Work request: Lift every line from the entries that includes the word "Contract".

Stored data:

================================

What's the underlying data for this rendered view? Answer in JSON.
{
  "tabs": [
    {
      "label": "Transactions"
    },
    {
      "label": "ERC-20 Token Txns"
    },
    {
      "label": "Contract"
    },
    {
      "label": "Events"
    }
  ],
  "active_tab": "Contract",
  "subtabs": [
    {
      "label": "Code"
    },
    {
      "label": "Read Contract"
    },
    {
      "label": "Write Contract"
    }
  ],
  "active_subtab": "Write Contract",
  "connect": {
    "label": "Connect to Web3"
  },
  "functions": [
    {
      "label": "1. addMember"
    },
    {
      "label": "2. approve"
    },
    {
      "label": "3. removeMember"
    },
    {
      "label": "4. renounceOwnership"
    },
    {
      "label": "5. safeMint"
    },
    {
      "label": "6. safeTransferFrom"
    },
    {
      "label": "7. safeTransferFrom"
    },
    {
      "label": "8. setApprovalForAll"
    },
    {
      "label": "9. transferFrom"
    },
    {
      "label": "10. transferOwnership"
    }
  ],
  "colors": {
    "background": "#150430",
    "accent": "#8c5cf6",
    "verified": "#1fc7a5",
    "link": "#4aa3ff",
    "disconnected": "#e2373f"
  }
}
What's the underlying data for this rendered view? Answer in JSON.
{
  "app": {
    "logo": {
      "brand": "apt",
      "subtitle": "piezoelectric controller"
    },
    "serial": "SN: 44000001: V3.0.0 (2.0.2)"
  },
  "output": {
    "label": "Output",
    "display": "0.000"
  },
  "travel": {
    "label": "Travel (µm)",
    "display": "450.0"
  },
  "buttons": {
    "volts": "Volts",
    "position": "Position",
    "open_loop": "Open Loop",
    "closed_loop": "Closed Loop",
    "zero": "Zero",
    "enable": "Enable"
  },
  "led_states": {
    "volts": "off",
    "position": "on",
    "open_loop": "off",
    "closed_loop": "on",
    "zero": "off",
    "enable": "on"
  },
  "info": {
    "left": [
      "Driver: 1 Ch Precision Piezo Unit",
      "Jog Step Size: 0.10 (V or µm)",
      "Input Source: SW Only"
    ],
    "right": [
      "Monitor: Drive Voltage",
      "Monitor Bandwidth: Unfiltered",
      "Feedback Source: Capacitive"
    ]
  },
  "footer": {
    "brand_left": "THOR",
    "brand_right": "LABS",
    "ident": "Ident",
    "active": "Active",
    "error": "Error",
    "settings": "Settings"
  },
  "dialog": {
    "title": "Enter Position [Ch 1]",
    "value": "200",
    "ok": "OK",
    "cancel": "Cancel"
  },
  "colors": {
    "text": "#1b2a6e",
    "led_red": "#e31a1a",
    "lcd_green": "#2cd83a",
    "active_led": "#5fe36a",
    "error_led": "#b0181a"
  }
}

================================

Answer to this problem:
      "label": "Contract"
  "active_tab": "Contract",
      "label": "Read Contract"
      "label": "Write Contract"
  "active_subtab": "Write Contract",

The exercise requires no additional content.